▶ EXERCISE BRIEF
Check each line of the entries below for the word "username", then state how many lines have it and nothing more.

▶ RECORD EXCERPTS
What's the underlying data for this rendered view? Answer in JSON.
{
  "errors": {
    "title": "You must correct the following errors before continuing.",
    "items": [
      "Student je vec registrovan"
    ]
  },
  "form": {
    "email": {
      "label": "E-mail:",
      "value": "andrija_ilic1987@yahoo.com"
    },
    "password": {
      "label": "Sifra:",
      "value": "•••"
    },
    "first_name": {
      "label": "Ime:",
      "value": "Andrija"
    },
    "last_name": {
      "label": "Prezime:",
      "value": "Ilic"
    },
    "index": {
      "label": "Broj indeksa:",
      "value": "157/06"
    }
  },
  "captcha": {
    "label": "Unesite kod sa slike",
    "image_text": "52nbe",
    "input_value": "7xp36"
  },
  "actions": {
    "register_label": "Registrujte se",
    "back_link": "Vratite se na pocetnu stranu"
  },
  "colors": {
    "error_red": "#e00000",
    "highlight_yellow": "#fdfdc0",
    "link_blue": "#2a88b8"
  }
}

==

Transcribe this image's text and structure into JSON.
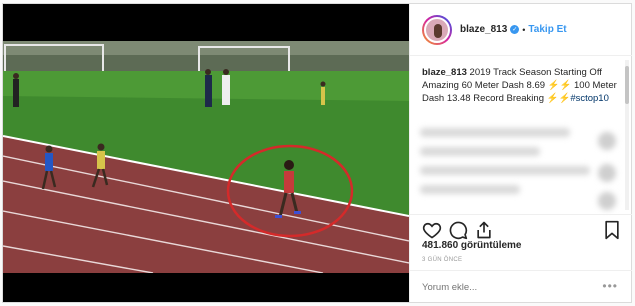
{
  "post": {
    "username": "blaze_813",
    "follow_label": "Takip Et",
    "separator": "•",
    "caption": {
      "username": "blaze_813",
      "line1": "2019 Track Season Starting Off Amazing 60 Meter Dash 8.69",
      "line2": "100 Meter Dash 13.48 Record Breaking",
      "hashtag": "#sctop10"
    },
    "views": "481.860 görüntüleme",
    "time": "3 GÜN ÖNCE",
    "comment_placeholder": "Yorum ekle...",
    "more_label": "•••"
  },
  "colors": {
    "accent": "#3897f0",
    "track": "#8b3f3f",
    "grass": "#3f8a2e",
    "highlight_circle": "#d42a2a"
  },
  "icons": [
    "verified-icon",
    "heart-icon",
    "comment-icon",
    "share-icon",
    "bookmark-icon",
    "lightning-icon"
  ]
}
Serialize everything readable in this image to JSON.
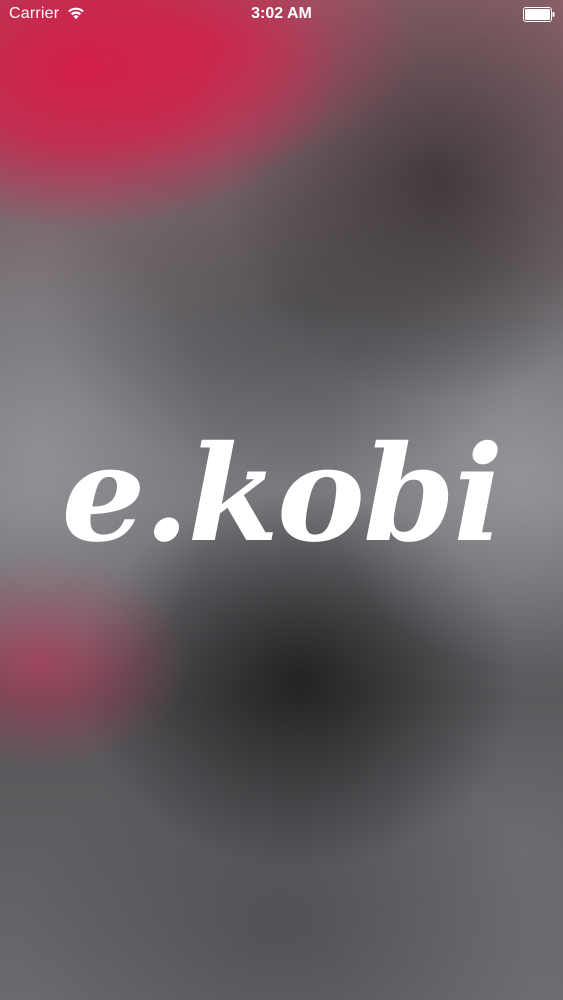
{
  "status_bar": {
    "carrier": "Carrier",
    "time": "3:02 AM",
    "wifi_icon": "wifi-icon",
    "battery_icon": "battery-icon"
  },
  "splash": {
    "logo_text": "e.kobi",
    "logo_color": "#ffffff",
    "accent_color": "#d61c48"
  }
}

▶ ANSWER SPACE
2